The firm said late on Wednesday it had sold more iPhones (47.8 million) and iPads (22.9 million) in the final three months of last year than in any previous quarter, but investors had expected more.
Apple shares have tumbled 10 percent as investors fret over whether the company could lose its dominance in the smartphone market
Shares in the firm have fallen by a third since September over concerns the company may be losing its edge over increasingly confident competitors.
Shares currently stand at $460, down from over $700 four months ago. Apple still remains the world’s most valuable company, however, just ahead of Exxon Mobil.
On Thursday, a number of brokers cut sharply their price target for the shares, with Deutsche Bank slashing its forecast from $800 to $575.
The iPhone’s once dominant position is being challenged by Samsung and other makers of Android-based devices, which now make up a far greater percentage of overall smartphone sales than the iPhone.
Nokia, once itself the leading mobile phone manufacturer, reported on Thursday a return to profit in the final quarter of last year, with strong sales of its new Lumia smartphone, its first major product launch since the company teamed up with Microsoft.
Samsung is due to announce its results on Friday, and investors will be keen to find out how its successful Galaxy smartphones sold in the final quarter.
With Apple no longer seen as the market leader in innovation, some analysts believe it may now have to rethink its core strategy, which is based on focusing on a handful of premium products.
“Apple’s modus operandi to date has been to cream the high-end off each market, but as the company’s grown it may now need to target more of the mainstream,” analysts at Evercore Partners said.
Normura’s Stuart Jeffrey agreed: “To re-accelerate growth, Apple likely needs to launch new products, yet few seem likely before June.”

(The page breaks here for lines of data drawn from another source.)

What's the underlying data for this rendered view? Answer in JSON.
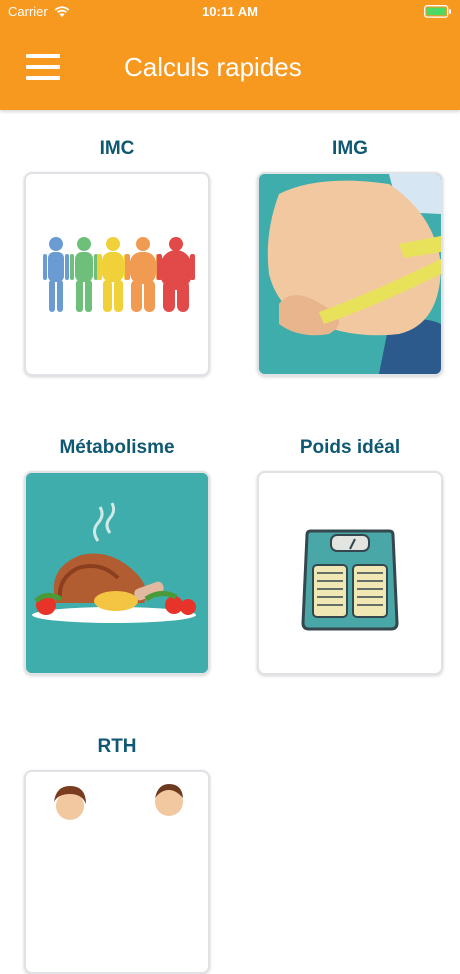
{
  "status": {
    "carrier": "Carrier",
    "time": "10:11 AM"
  },
  "header": {
    "title": "Calculs rapides"
  },
  "tiles": [
    {
      "label": "IMC"
    },
    {
      "label": "IMG"
    },
    {
      "label": "Métabolisme"
    },
    {
      "label": "Poids idéal"
    },
    {
      "label": "RTH"
    }
  ],
  "colors": {
    "brand": "#f7981f",
    "label": "#0f5873",
    "teal": "#3fadab"
  }
}
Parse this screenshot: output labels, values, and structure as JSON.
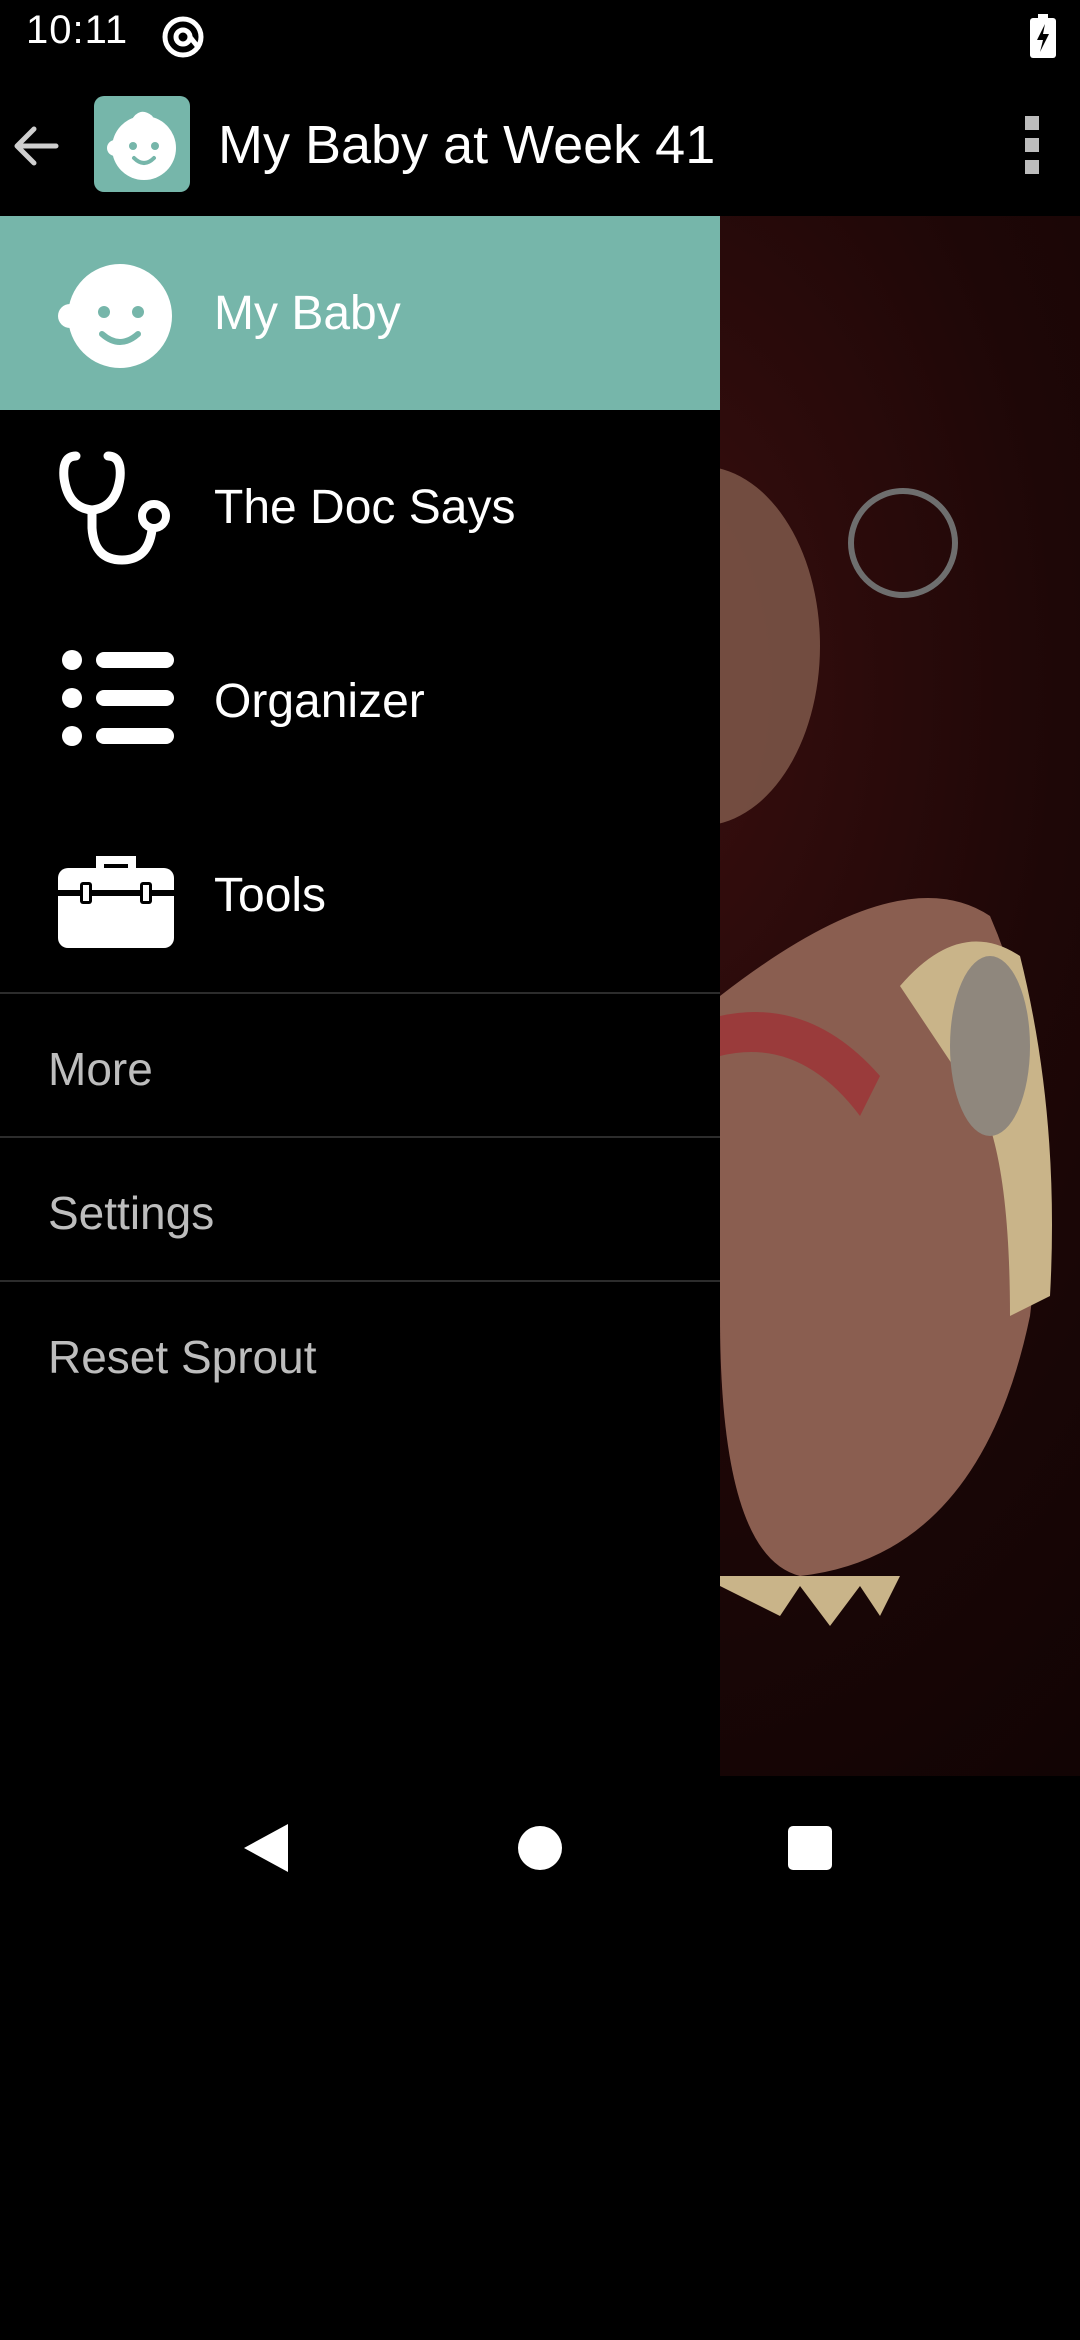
{
  "status_bar": {
    "time": "10:11",
    "notification_icon": "at-sign-icon",
    "battery_icon": "battery-charging-icon"
  },
  "app_bar": {
    "title": "My Baby at Week 41",
    "back_icon": "arrow-left-icon",
    "app_icon": "baby-face-icon",
    "overflow_icon": "more-vert-icon"
  },
  "drawer": {
    "items": [
      {
        "label": "My Baby",
        "icon": "baby-face-icon",
        "selected": true
      },
      {
        "label": "The Doc Says",
        "icon": "stethoscope-icon",
        "selected": false
      },
      {
        "label": "Organizer",
        "icon": "list-icon",
        "selected": false
      },
      {
        "label": "Tools",
        "icon": "toolbox-icon",
        "selected": false
      }
    ],
    "links": [
      {
        "label": "More"
      },
      {
        "label": "Settings"
      },
      {
        "label": "Reset Sprout"
      }
    ]
  },
  "nav_bar": {
    "back_icon": "nav-back-icon",
    "home_icon": "nav-home-icon",
    "recents_icon": "nav-recents-icon"
  },
  "colors": {
    "accent": "#76b6aa",
    "background": "#000000",
    "secondary_text": "#bdbdbd"
  }
}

Others, however, argue that investors’ expectations are wholly unrealistic, and the company remains hugely successful.